#### [Available data]
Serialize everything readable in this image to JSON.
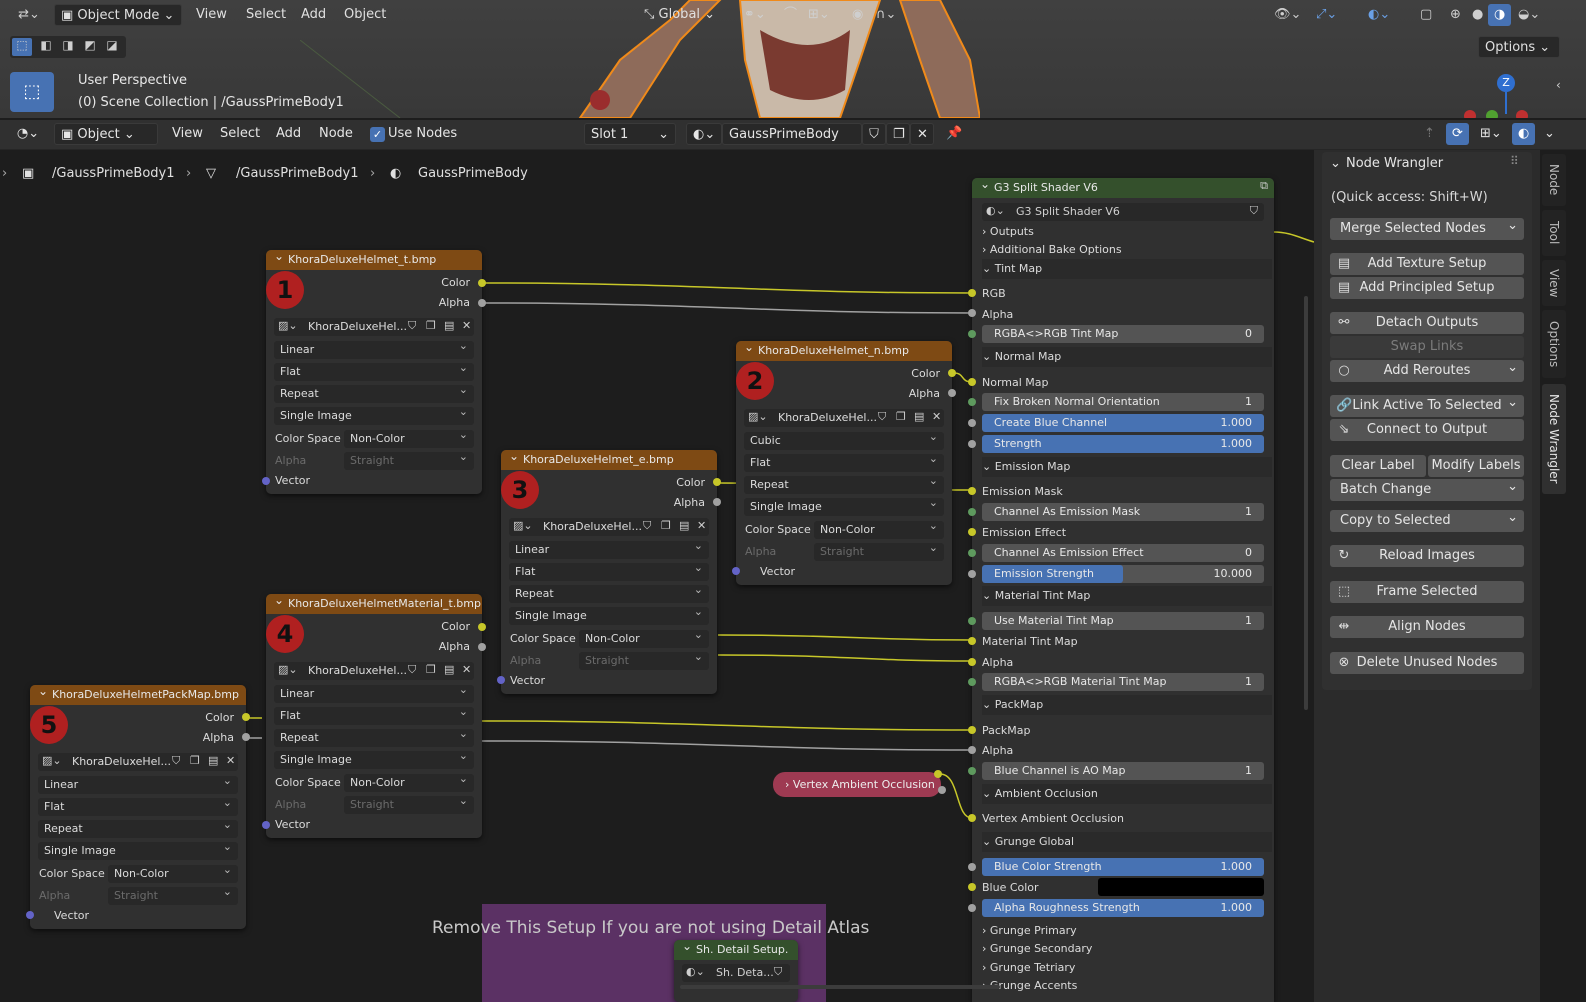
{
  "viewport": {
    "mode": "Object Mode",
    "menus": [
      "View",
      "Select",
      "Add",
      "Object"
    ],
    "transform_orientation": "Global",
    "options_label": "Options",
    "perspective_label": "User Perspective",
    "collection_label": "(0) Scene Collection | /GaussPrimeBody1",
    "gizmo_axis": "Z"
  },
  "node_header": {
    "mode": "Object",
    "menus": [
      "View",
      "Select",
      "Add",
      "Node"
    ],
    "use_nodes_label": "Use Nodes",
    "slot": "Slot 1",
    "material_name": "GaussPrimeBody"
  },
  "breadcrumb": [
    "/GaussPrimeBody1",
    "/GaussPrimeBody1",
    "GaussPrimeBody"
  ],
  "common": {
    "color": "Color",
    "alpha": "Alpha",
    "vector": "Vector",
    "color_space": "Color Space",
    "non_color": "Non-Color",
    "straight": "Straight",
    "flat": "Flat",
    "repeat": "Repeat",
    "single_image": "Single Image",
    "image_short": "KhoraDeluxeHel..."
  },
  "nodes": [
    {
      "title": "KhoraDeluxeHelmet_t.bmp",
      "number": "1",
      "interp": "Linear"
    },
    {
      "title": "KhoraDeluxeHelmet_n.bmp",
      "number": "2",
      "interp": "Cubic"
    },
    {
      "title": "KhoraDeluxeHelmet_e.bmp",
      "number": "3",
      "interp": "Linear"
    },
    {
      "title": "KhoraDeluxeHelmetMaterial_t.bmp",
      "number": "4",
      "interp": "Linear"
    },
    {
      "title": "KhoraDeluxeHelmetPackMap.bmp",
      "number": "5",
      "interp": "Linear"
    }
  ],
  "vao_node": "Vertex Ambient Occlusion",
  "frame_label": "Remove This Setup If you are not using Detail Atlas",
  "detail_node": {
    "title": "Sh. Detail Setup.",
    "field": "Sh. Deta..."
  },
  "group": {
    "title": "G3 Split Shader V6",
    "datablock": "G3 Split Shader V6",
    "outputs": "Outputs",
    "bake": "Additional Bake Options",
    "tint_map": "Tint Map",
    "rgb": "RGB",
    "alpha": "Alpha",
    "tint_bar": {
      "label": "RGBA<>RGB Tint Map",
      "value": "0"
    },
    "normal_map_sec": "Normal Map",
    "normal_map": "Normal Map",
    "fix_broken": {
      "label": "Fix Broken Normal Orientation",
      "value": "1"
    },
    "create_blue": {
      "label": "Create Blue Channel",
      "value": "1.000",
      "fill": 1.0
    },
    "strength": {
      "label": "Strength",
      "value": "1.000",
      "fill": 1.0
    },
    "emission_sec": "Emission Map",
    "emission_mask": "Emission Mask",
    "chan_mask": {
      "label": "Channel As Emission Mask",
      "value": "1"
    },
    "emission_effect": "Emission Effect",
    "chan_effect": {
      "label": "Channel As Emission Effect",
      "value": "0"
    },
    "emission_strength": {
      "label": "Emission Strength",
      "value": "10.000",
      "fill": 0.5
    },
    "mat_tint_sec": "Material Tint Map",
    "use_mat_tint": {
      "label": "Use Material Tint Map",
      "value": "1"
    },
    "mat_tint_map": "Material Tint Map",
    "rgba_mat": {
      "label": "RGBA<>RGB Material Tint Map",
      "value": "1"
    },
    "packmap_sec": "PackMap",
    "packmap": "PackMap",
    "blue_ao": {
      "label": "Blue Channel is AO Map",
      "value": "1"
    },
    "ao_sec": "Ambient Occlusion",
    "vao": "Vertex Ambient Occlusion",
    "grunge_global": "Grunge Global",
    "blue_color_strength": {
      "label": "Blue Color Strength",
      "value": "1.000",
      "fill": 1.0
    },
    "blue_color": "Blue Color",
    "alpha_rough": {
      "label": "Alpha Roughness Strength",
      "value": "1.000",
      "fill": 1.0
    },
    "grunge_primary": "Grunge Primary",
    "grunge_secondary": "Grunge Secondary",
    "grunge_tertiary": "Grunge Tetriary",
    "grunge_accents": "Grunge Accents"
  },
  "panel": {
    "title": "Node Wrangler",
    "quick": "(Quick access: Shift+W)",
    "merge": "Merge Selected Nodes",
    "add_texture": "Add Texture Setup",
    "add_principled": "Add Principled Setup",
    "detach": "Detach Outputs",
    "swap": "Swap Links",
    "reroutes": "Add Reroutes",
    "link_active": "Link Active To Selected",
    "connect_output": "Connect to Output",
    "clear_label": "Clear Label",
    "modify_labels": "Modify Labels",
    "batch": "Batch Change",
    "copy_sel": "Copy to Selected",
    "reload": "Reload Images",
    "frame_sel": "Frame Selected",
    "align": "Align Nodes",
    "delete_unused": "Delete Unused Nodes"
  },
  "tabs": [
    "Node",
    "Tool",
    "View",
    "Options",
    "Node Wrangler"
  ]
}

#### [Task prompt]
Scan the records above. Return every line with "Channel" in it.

#### [Completed task]
      "label": "Create Blue Channel",
      "label": "Channel As Emission Mask",
      "label": "Channel As Emission Effect",
      "label": "Blue Channel is AO Map",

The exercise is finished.